***** Data for this task
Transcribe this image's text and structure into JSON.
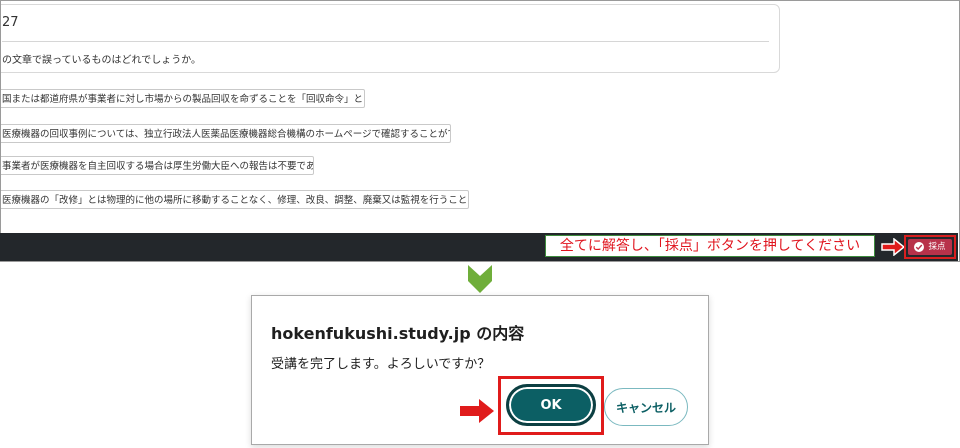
{
  "question": {
    "number": "27",
    "text": "の文章で誤っているものはどれでしょうか。"
  },
  "options": [
    "国または都道府県が事業者に対し市場からの製品回収を命ずることを「回収命令」という。",
    "医療機器の回収事例については、独立行政法人医薬品医療機器総合機構のホームページで確認することができる。",
    "事業者が医療機器を自主回収する場合は厚生労働大臣への報告は不要である。",
    "医療機器の「改修」とは物理的に他の場所に移動することなく、修理、改良、調整、廃棄又は監視を行うことを言う。"
  ],
  "instruction": "全てに解答し、「採点」ボタンを押してください",
  "score_button": {
    "label": "採点",
    "icon": "check-circle-icon"
  },
  "dialog": {
    "title": "hokenfukushi.study.jp の内容",
    "message": "受講を完了します。よろしいですか？",
    "ok_label": "OK",
    "cancel_label": "キャンセル"
  },
  "colors": {
    "accent_red": "#e01b1b",
    "ok_teal": "#0c5f64",
    "bar_dark": "#23272b",
    "score_button": "#b8324a",
    "guide_arrow_green": "#6fae3a"
  }
}
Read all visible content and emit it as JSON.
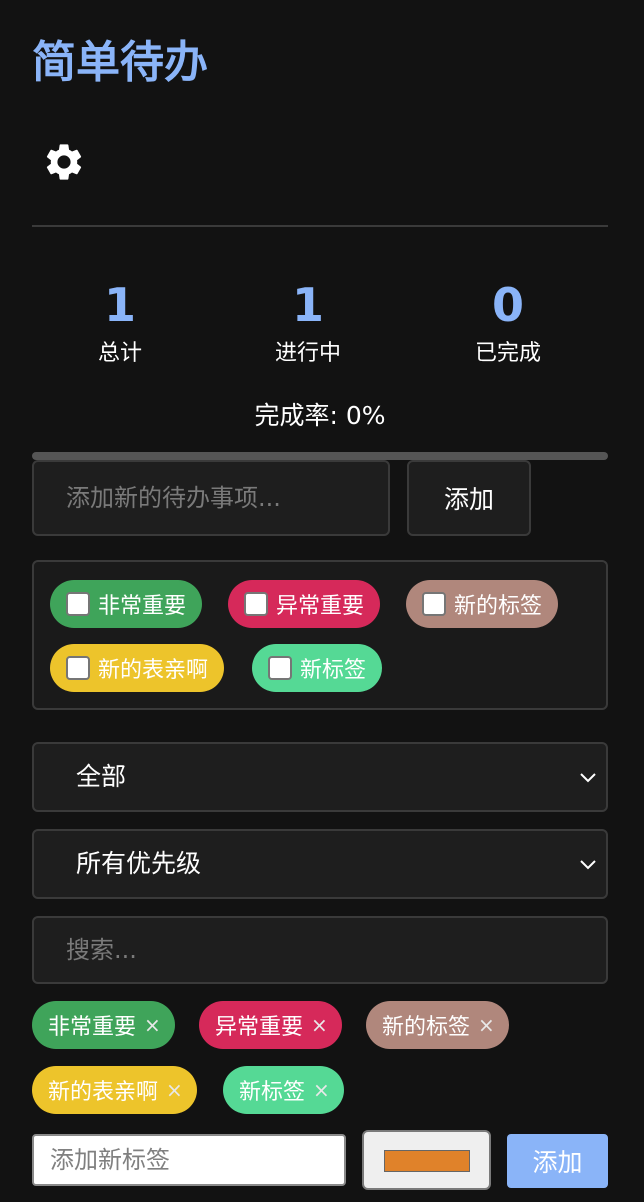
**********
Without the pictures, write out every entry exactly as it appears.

## [Written solution]
Transcribe this image's text and structure into JSON.
{
  "question": {
    "number": "27",
    "text": "の文章で誤っているものはどれでしょうか。"
  },
  "options": [
    "国または都道府県が事業者に対し市場からの製品回収を命ずることを「回収命令」という。",
    "医療機器の回収事例については、独立行政法人医薬品医療機器総合機構のホームページで確認することができる。",
    "事業者が医療機器を自主回収する場合は厚生労働大臣への報告は不要である。",
    "医療機器の「改修」とは物理的に他の場所に移動することなく、修理、改良、調整、廃棄又は監視を行うことを言う。"
  ],
  "instruction": "全てに解答し、「採点」ボタンを押してください",
  "score_button": {
    "label": "採点",
    "icon": "check-circle-icon"
  },
  "dialog": {
    "title": "hokenfukushi.study.jp の内容",
    "message": "受講を完了します。よろしいですか？",
    "ok_label": "OK",
    "cancel_label": "キャンセル"
  },
  "colors": {
    "accent_red": "#e01b1b",
    "ok_teal": "#0c5f64",
    "bar_dark": "#23272b",
    "score_button": "#b8324a",
    "guide_arrow_green": "#6fae3a"
  }
}
Read all visible content and emit it as JSON.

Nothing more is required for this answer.